Roosevelt has scored well on state measurements for English and language arts, 87 percent of its pupils ranking as proficient or advanced in 2012-13 – significantly better than the same figures for the Santa Monica-Malibu Unified School District (74 percent) and the state as a whole (55 percent).
At Roosevelt, which was one of four SMMUSD elementary schools to receive a California Distinguished School honor last year, more than 90 percent of fourth- and fifth-grade students were proficient or advanced in language arts on standardized tests in 2013.
But, according to the annual School Accountability Report Card, there’s room for improvement. Although 87.4 percent of Roosevelt students were deemed proficient or above in English skills in 2012-13, the school did not meet its progress goal of 89.2 percent.

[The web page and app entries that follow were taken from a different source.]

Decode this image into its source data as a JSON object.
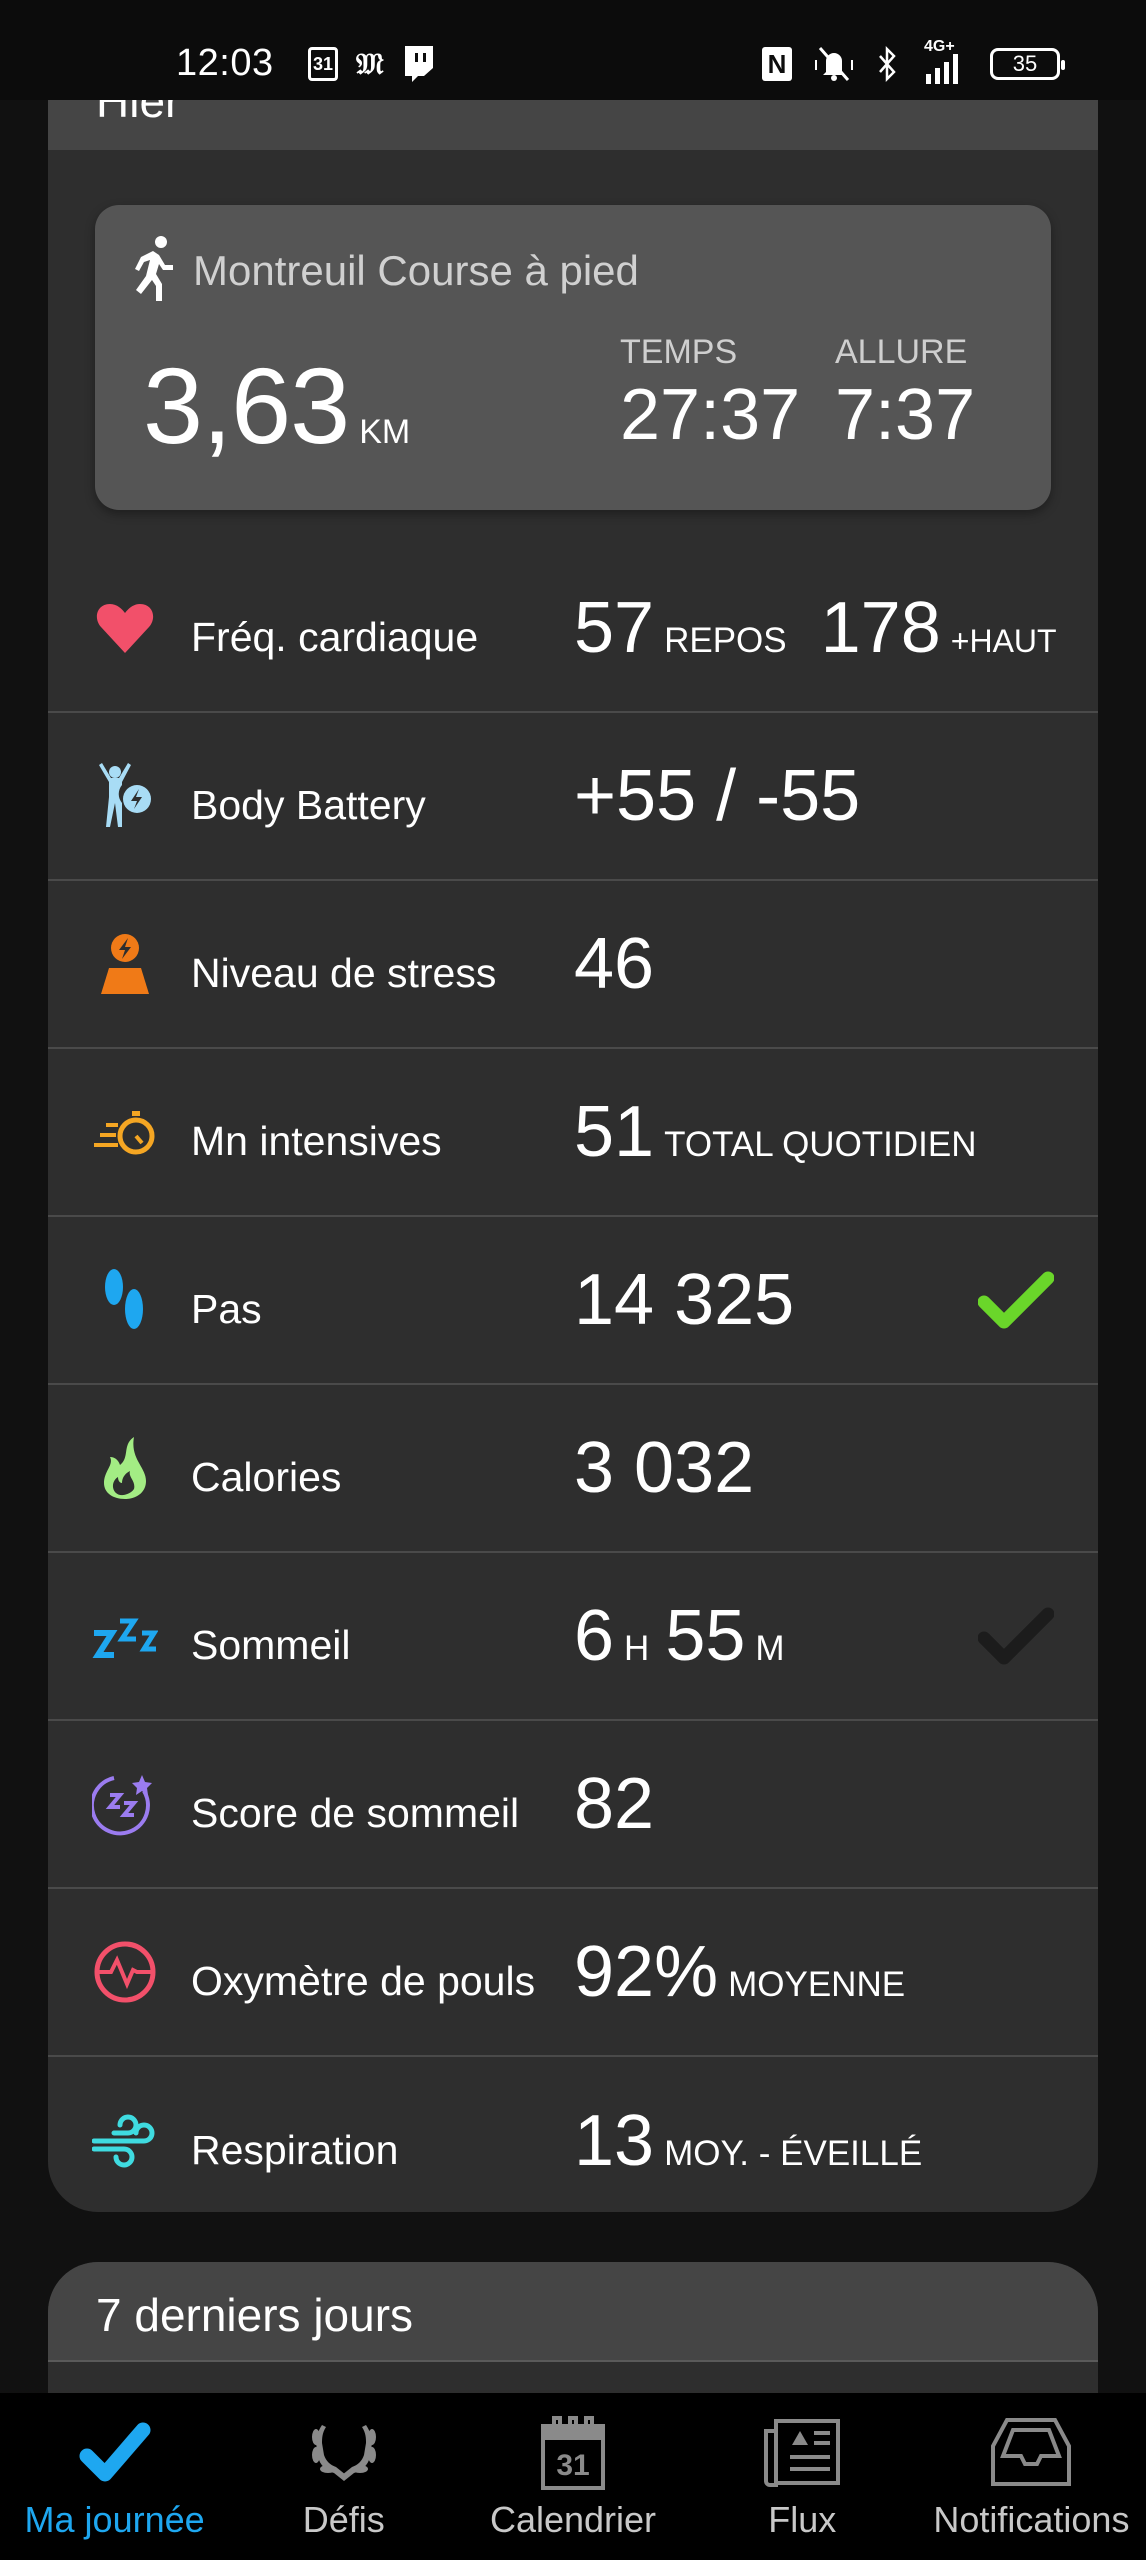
{
  "status_bar": {
    "time": "12:03",
    "calendar_date": "31",
    "battery_level": "35",
    "network": "4G+",
    "left_icons": [
      "calendar-icon",
      "le-monde-icon",
      "twitch-icon"
    ],
    "right_icons": [
      "nfc-icon",
      "vibrate-silent-icon",
      "bluetooth-icon",
      "signal-4g-icon",
      "battery-icon"
    ]
  },
  "day_card": {
    "title": "Hier",
    "activity": {
      "icon": "running-icon",
      "title": "Montreuil Course à pied",
      "distance_value": "3,63",
      "distance_unit": "KM",
      "time_label": "TEMPS",
      "time_value": "27:37",
      "pace_label": "ALLURE",
      "pace_value": "7:37"
    },
    "metrics": [
      {
        "icon": "heart-icon",
        "label": "Fréq. cardiaque",
        "value": "57",
        "unit": "REPOS",
        "value2": "178",
        "unit2": "+HAUT",
        "color": "#f2506a"
      },
      {
        "icon": "body-battery-icon",
        "label": "Body Battery",
        "value": "+55 / -55",
        "color": "#a8dcf5"
      },
      {
        "icon": "stress-icon",
        "label": "Niveau de stress",
        "value": "46",
        "color": "#f07a17"
      },
      {
        "icon": "stopwatch-icon",
        "label": "Mn intensives",
        "value": "51",
        "unit": "TOTAL QUOTIDIEN",
        "color": "#f5a623"
      },
      {
        "icon": "footsteps-icon",
        "label": "Pas",
        "value": "14 325",
        "goal_met": true,
        "color": "#1ea7f0",
        "check_color": "#6ad62a"
      },
      {
        "icon": "flame-icon",
        "label": "Calories",
        "value": "3 032",
        "color": "#a3ec84"
      },
      {
        "icon": "sleep-zzz-icon",
        "label": "Sommeil",
        "value_h": "6",
        "unit_h": "H",
        "value_m": "55",
        "unit_m": "M",
        "goal_met": false,
        "color": "#1ea7f0",
        "check_color": "#1c1c1c"
      },
      {
        "icon": "sleep-score-icon",
        "label": "Score de sommeil",
        "value": "82",
        "color": "#9b7cf0"
      },
      {
        "icon": "pulse-ox-icon",
        "label": "Oxymètre de pouls",
        "value": "92%",
        "unit": "MOYENNE",
        "color": "#f2506a"
      },
      {
        "icon": "wind-icon",
        "label": "Respiration",
        "value": "13",
        "unit": "MOY. - ÉVEILLÉ",
        "color": "#3fdbe0"
      }
    ]
  },
  "week_card": {
    "title": "7 derniers jours"
  },
  "bottom_nav": {
    "active_color": "#1ea7f0",
    "items": [
      {
        "icon": "checkmark-icon",
        "label": "Ma journée",
        "active": true
      },
      {
        "icon": "laurel-icon",
        "label": "Défis",
        "active": false
      },
      {
        "icon": "calendar-icon",
        "label": "Calendrier",
        "date": "31",
        "active": false
      },
      {
        "icon": "newspaper-icon",
        "label": "Flux",
        "active": false
      },
      {
        "icon": "inbox-icon",
        "label": "Notifications",
        "active": false
      }
    ]
  }
}
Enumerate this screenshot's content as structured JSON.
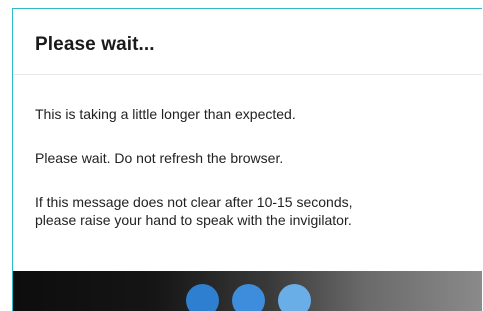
{
  "dialog": {
    "title": "Please wait...",
    "messages": [
      "This is taking a little longer than expected.",
      "Please wait. Do not refresh the browser.",
      "If this message does not clear after 10-15 seconds,",
      "please raise your hand to speak with the invigilator."
    ]
  },
  "loader": {
    "dots": [
      {
        "icon": "loading-dot-icon",
        "color": "#2f7fd0"
      },
      {
        "icon": "loading-dot-icon",
        "color": "#3e8cdc"
      },
      {
        "icon": "loading-dot-icon",
        "color": "#6aaee8"
      }
    ]
  },
  "colors": {
    "border_accent": "#31b9c9",
    "title_text": "#1a1a1a",
    "body_text": "#222222"
  }
}
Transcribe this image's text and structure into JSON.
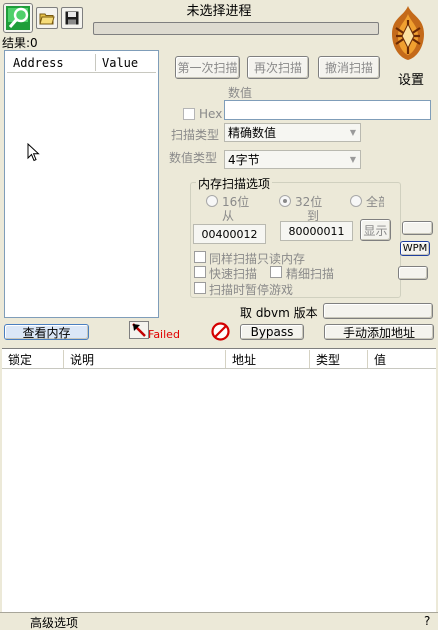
{
  "title": "未选择进程",
  "toolbar": {
    "process_icon": "computer-magnifier-icon",
    "open_icon": "folder-open-icon",
    "save_icon": "floppy-disk-icon"
  },
  "results_label": "结果:0",
  "results_list": {
    "col_address": "Address",
    "col_value": "Value"
  },
  "settings_label": "设置",
  "scan_buttons": {
    "first": "第一次扫描",
    "next": "再次扫描",
    "undo": "撤消扫描"
  },
  "value_group": {
    "value_label": "数值",
    "hex_label": "Hex",
    "scan_type_label": "扫描类型",
    "scan_type_value": "精确数值",
    "value_type_label": "数值类型",
    "value_type_value": "4字节"
  },
  "memory_scan": {
    "title": "内存扫描选项",
    "radio_16": "16位",
    "radio_32": "32位",
    "radio_all": "全部",
    "from_label": "从",
    "to_label": "到",
    "from_value": "00400012",
    "to_value": "80000011",
    "show_button": "显示",
    "opt_readonly": "同样扫描只读内存",
    "opt_fast": "快速扫描",
    "opt_precise": "精细扫描",
    "opt_pause": "扫描时暂停游戏"
  },
  "side_buttons": {
    "wpm": "WPM"
  },
  "dbvm_label": "取 dbvm 版本",
  "bottom_bar": {
    "view_memory": "查看内存",
    "failed": "Failed",
    "bypass": "Bypass",
    "manual_add": "手动添加地址"
  },
  "address_table": {
    "columns": [
      "锁定",
      "说明",
      "地址",
      "类型",
      "值"
    ]
  },
  "status_bar": {
    "advanced": "高级选项",
    "help": "?"
  },
  "colors": {
    "failed": "#e00000",
    "progress_border": "#7f7f7f"
  }
}
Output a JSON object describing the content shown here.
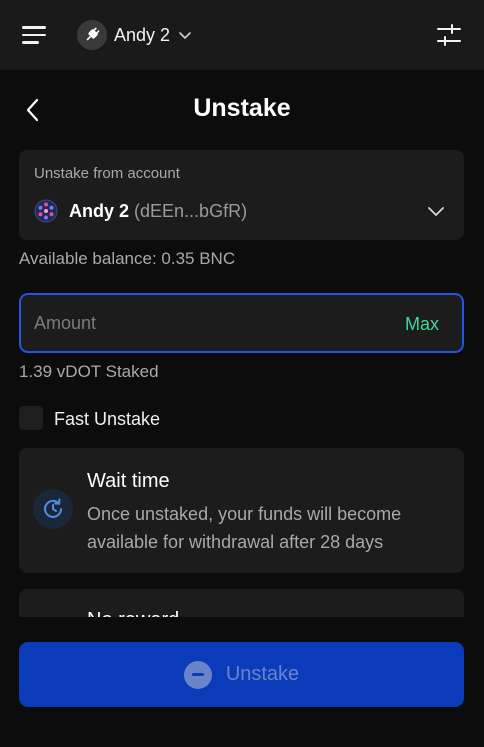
{
  "header": {
    "account_name": "Andy 2",
    "menu_icon": "hamburger-menu-icon",
    "settings_icon": "sliders-icon",
    "avatar_icon": "plug-icon"
  },
  "page": {
    "title": "Unstake"
  },
  "account_card": {
    "label": "Unstake from account",
    "selected_name": "Andy 2",
    "selected_address": "(dEEn...bGfR)"
  },
  "balance": {
    "text": "Available balance: 0.35 BNC"
  },
  "amount": {
    "placeholder": "Amount",
    "value": "",
    "max_label": "Max"
  },
  "staked": {
    "text": "1.39 vDOT Staked"
  },
  "fast_unstake": {
    "label": "Fast Unstake",
    "checked": false
  },
  "wait_card": {
    "title": "Wait time",
    "description": "Once unstaked, your funds will become available for withdrawal after 28 days"
  },
  "second_card": {
    "title": "No reward"
  },
  "actions": {
    "unstake_label": "Unstake"
  },
  "colors": {
    "accent_blue": "#2454e0",
    "button_blue": "#0b3bb8",
    "max_green": "#3fd89a"
  }
}
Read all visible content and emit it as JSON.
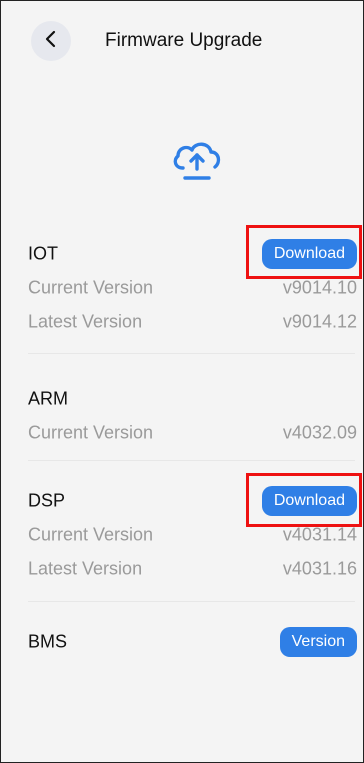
{
  "header": {
    "title": "Firmware Upgrade"
  },
  "icons": {
    "back": "chevron-left-icon",
    "upload": "cloud-upload-icon"
  },
  "colors": {
    "accent": "#2f7fe6",
    "highlight": "#ee1111",
    "muted_text": "#9a9a9a"
  },
  "sections": {
    "iot": {
      "name": "IOT",
      "action": "Download",
      "current_label": "Current Version",
      "current_value": "v9014.10",
      "latest_label": "Latest Version",
      "latest_value": "v9014.12"
    },
    "arm": {
      "name": "ARM",
      "current_label": "Current Version",
      "current_value": "v4032.09"
    },
    "dsp": {
      "name": "DSP",
      "action": "Download",
      "current_label": "Current Version",
      "current_value": "v4031.14",
      "latest_label": "Latest Version",
      "latest_value": "v4031.16"
    },
    "bms": {
      "name": "BMS",
      "action": "Version"
    }
  }
}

A program like Turn Off TV Tuesdays could help in making up the difference. It’s part of a month’s worth of special activities during the school’s annual Read-A-Thon, when children keep reading logs and help their families raise money for the campus.
Students in the lower grades recently attended a pajama party, where teachers read them stories, and last week Roosevelt’s entire student body performed a flash mob in which the lyrics of Taylor Swift’s “Shake It Off” were rewritten to promote reading.
When asked if he likes to read, fourth-grader Hollen Song practically bristles at the question.
“Of course,” the future history buff says, fiddling with a copy of “DDR Posters: The Art of East German Propaganda” while sitting on his couch.
Song acknowledges that he likes to watch TV sometimes but adds that he understands the importance of reading skills, too.
“We’re in the 21st century,” he says. “If we only let kids watch televised commercials, think of what our generation — our generation wouldn’t be smart, right?”
Having the school principal in your house isn’t exactly a common experience for Roosevelt students, so it comes as little surprise when Maddie and Willa Hughes bottle up on a question about their favorite TV shows.
“I have a lot,” Maddie allows.
On this particular evening, the sisters eschew Disney sitcoms “Lab Rats” and “Good Luck Charlie” for more educational pastimes. Maddie, a fifth-grader, holds up her copy of “Finally,” a contemporary children’s novel. Willa, a first-grader, shows off Cynthia Rylant’s “Mr. Putter & Tabby Bake the Cake.”
Burton and her accomplices pepper the girls with hoots and hollers, leave a few compliments and say their goodbyes. They have more children to see.
They hop back into the van and continue on to the next home, where Burton is expecting to see second-grader Jackson Colby.
The durability of the event seems to strike her when she comes across his older brother, Roosevelt alumnus Cooper Colby, during the visit. Cooper is now a seventh-grade student at Lincoln Middle School.
Time passes. Pages turn. Plots thicken.
SIGN OF THE TIMES
Fiona Schweig isn’t clutching a book when Burton enters her home. And yet, she’s reading.
The first-grader is using a Kindle to scroll through a selection from the “Diary of a Wimpy Kid” series.
“I like it because it’s funny,” Schweig says of her digital book. “And there are funny drawings. They have big noses, and there are even some kindergartners who have beards and mustaches.”
For Burton, it’s a clear example of technology’s powerful influence — and something she hasn’t seen on nighttime reading check-in before.
Schweig’s mother, Jennifer Cowan, says the electronic reader makes it easy to provide a constant stream of options for a girl who loves to read. They frequently rent electronic books through the Santa Monica Public Library.
“She goes through them so quickly,” Cowan says.
Back on the road, Burton notes that technology can be extremely beneficial in educational settings. She says many Roosevelt students use Lexia, a computer-based learning tool, although she knows many of them also use screens for entertainment.
“I’m not always there at night to see what they’re doing,” the principal says, “but I know they’re psyched about reading.”
Schweig provides a slice of evidence.
“It helps you learn,” she says. “It helps your brain. It makes you smarter.”
Contact Jeff Goodman at 310-573-8351, firstname.lastname@example.org or on Twitter.